Same as Fig. A.1 for the Cepheus subregions L1175, L1172, L1228, and L1241 (clockwise starting from the topleft).

Open with DEXTER
In the text
thumbnail Fig. B.1

Same as Fig. 1 for the comparison between the observations of Herschel observations at 250 μm and B inferred from Planck 353 GHz polarization toward the Musca and IC 5146 regions.

Open with DEXTER
In the text
thumbnail Fig. B.2

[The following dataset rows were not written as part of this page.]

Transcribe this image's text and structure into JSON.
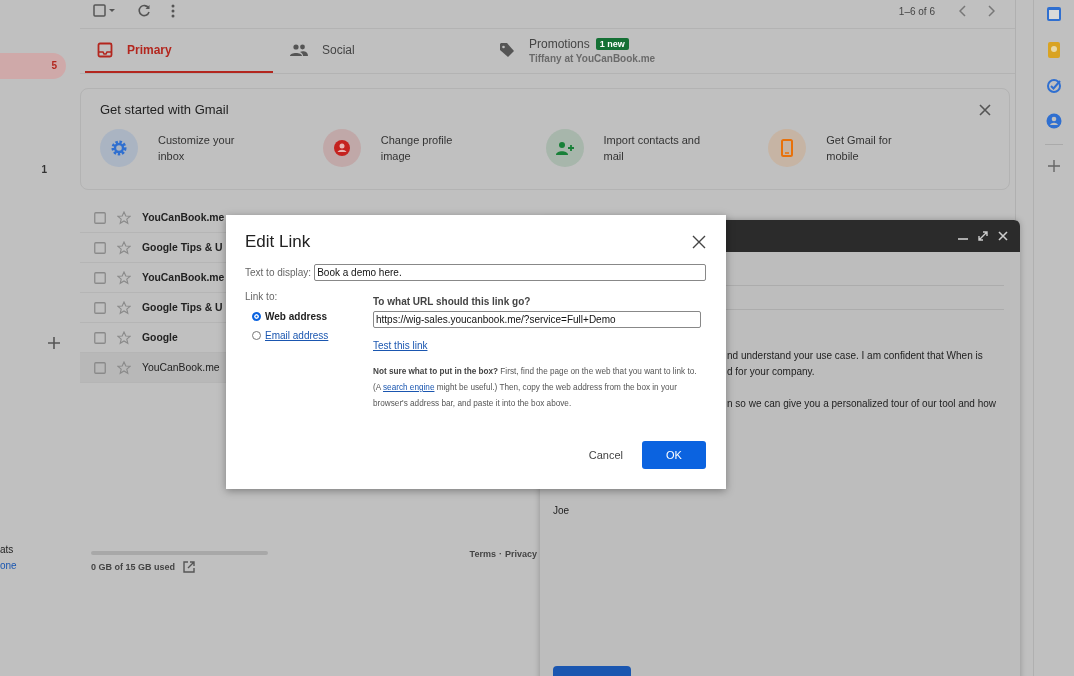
{
  "toolbar": {
    "page_range": "1–6 of 6"
  },
  "sidebar": {
    "counts": [
      {
        "text": "5",
        "selected": true
      },
      {
        "text": "1",
        "selected": false
      }
    ],
    "bottom_lines": [
      "ats",
      "one"
    ]
  },
  "tabs": [
    {
      "label": "Primary",
      "selected": true
    },
    {
      "label": "Social",
      "selected": false
    },
    {
      "label": "Promotions",
      "selected": false,
      "badge": "1 new",
      "subtitle": "Tiffany at YouCanBook.me"
    }
  ],
  "get_started": {
    "title": "Get started with Gmail",
    "items": [
      {
        "kind": "settings",
        "label": "Customize your inbox",
        "color": "#2f6fd0"
      },
      {
        "kind": "profile",
        "label": "Change profile image",
        "color": "#c5221f"
      },
      {
        "kind": "contacts",
        "label": "Import contacts and mail",
        "color": "#188038"
      },
      {
        "kind": "phone",
        "label": "Get Gmail for mobile",
        "color": "#e8710a"
      }
    ]
  },
  "rows": [
    {
      "sender": "YouCanBook.me",
      "unread": true
    },
    {
      "sender": "Google Tips & U",
      "unread": true
    },
    {
      "sender": "YouCanBook.me",
      "unread": true
    },
    {
      "sender": "Google Tips & U",
      "unread": true
    },
    {
      "sender": "Google",
      "unread": true
    },
    {
      "sender": "YouCanBook.me",
      "unread": false
    }
  ],
  "storage": {
    "text": "0 GB of 15 GB used"
  },
  "footer": {
    "links": [
      "Terms",
      "Privacy"
    ],
    "separator": "·"
  },
  "compose": {
    "paragraphs": [
      [
        "nd understand your use case. I am confident that When is",
        "d for your company."
      ],
      [
        "n so we can give you a personalized tour of our tool and how"
      ]
    ],
    "signature": "Joe"
  },
  "dialog": {
    "title": "Edit Link",
    "display_label": "Text to display:",
    "display_value": "Book a demo here.",
    "link_to_label": "Link to:",
    "options": [
      {
        "label": "Web address",
        "selected": true
      },
      {
        "label": "Email address",
        "selected": false
      }
    ],
    "url_heading": "To what URL should this link go?",
    "url_value": "https://wig-sales.youcanbook.me/?service=Full+Demo",
    "test_link": "Test this link",
    "help_bold": "Not sure what to put in the box?",
    "help_before": "First, find the page on the web that you want to link to. (A",
    "help_link": "search engine",
    "help_after": "might be useful.) Then, copy the web address from the box in your browser's address bar, and paste it into the box above.",
    "buttons": [
      {
        "label": "Cancel",
        "kind": "text"
      },
      {
        "label": "OK",
        "kind": "primary"
      }
    ]
  }
}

Top: emission at 250 μm and magnetic field toward the Musca (left) and IC 5146 (right) regions. The colors represent the emission observed in the Herschel 250 μm band. The draperypattern represents the magnetic field orientation averaged along the LOS and projected onto the plane of the sky, B, as inferred from the Planck 353 GHz data. Bottom: histograms of relative orientations for three representative column density bins.

Open with DEXTER
In the text
thumbnail Fig. C.1

Relative orientation parameter (ξ, top), projected Rayleigh statistic (V, middle), andmean relative orientation angle (, bottom) as a function of the slope of the NH distribution (α, Eq. (10)) within the 80th (left) and 95th (right) percentile of NH. All regions are selected using the criterion > 20°, where and are the meanB orientation angles insideand outside the largest closed NH contour, respectively.

Open with DEXTER
In the text

Current usage metrics show cumulative count of Article Views (full-text article views including HTML views, PDF and ePub downloads, according to the available data) and Abstracts Views on Vision4Press platform.

Data correspond to usage on the plateform after 2015. The current usage metrics is available 48-96 hours after online publication and is updated daily on week days.

Initial download of the metrics may take a while.